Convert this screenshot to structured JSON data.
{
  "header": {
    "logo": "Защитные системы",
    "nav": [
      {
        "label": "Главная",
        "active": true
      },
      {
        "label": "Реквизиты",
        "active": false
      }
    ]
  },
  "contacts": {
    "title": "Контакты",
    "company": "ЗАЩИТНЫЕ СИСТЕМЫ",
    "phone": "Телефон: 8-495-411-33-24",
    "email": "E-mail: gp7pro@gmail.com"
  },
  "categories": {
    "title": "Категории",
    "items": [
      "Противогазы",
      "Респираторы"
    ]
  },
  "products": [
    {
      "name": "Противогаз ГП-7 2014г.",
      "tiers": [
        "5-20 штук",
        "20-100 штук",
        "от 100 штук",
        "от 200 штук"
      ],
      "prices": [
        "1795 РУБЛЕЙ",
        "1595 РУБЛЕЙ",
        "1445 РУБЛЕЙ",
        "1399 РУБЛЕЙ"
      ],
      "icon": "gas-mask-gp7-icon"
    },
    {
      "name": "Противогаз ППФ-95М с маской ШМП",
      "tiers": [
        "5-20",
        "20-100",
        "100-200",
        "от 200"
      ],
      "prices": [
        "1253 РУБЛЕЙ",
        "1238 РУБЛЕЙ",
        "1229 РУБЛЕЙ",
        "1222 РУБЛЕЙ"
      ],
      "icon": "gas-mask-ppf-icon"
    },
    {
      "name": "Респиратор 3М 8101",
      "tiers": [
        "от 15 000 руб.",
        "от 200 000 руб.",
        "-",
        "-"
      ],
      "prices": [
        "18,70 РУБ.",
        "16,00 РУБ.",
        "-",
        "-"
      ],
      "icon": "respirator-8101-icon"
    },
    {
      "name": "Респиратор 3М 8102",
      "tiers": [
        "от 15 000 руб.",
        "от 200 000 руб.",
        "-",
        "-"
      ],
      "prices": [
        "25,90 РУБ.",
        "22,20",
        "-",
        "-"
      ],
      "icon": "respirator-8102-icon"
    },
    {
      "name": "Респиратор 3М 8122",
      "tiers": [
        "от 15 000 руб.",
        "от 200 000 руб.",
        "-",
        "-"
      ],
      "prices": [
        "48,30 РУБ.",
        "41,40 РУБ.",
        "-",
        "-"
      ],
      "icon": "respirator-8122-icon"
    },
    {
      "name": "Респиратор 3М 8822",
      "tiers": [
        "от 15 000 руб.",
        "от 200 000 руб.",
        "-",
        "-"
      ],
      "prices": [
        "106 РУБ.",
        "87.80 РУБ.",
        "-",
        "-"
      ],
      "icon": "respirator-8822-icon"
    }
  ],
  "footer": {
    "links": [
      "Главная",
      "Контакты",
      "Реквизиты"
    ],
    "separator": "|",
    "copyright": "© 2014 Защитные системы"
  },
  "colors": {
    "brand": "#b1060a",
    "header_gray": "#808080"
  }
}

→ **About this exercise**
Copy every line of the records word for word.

→ **Exercise solution**
Convert this screenshot to structured JSON data.
{
  "header": {
    "logo": "Защитные системы",
    "nav": [
      {
        "label": "Главная",
        "active": true
      },
      {
        "label": "Реквизиты",
        "active": false
      }
    ]
  },
  "contacts": {
    "title": "Контакты",
    "company": "ЗАЩИТНЫЕ СИСТЕМЫ",
    "phone": "Телефон: 8-495-411-33-24",
    "email": "E-mail: gp7pro@gmail.com"
  },
  "categories": {
    "title": "Категории",
    "items": [
      "Противогазы",
      "Респираторы"
    ]
  },
  "products": [
    {
      "name": "Противогаз ГП-7 2014г.",
      "tiers": [
        "5-20 штук",
        "20-100 штук",
        "от 100 штук",
        "от 200 штук"
      ],
      "prices": [
        "1795 РУБЛЕЙ",
        "1595 РУБЛЕЙ",
        "1445 РУБЛЕЙ",
        "1399 РУБЛЕЙ"
      ],
      "icon": "gas-mask-gp7-icon"
    },
    {
      "name": "Противогаз ППФ-95М с маской ШМП",
      "tiers": [
        "5-20",
        "20-100",
        "100-200",
        "от 200"
      ],
      "prices": [
        "1253 РУБЛЕЙ",
        "1238 РУБЛЕЙ",
        "1229 РУБЛЕЙ",
        "1222 РУБЛЕЙ"
      ],
      "icon": "gas-mask-ppf-icon"
    },
    {
      "name": "Респиратор 3М 8101",
      "tiers": [
        "от 15 000 руб.",
        "от 200 000 руб.",
        "-",
        "-"
      ],
      "prices": [
        "18,70 РУБ.",
        "16,00 РУБ.",
        "-",
        "-"
      ],
      "icon": "respirator-8101-icon"
    },
    {
      "name": "Респиратор 3М 8102",
      "tiers": [
        "от 15 000 руб.",
        "от 200 000 руб.",
        "-",
        "-"
      ],
      "prices": [
        "25,90 РУБ.",
        "22,20",
        "-",
        "-"
      ],
      "icon": "respirator-8102-icon"
    },
    {
      "name": "Респиратор 3М 8122",
      "tiers": [
        "от 15 000 руб.",
        "от 200 000 руб.",
        "-",
        "-"
      ],
      "prices": [
        "48,30 РУБ.",
        "41,40 РУБ.",
        "-",
        "-"
      ],
      "icon": "respirator-8122-icon"
    },
    {
      "name": "Респиратор 3М 8822",
      "tiers": [
        "от 15 000 руб.",
        "от 200 000 руб.",
        "-",
        "-"
      ],
      "prices": [
        "106 РУБ.",
        "87.80 РУБ.",
        "-",
        "-"
      ],
      "icon": "respirator-8822-icon"
    }
  ],
  "footer": {
    "links": [
      "Главная",
      "Контакты",
      "Реквизиты"
    ],
    "separator": "|",
    "copyright": "© 2014 Защитные системы"
  },
  "colors": {
    "brand": "#b1060a",
    "header_gray": "#808080"
  }
}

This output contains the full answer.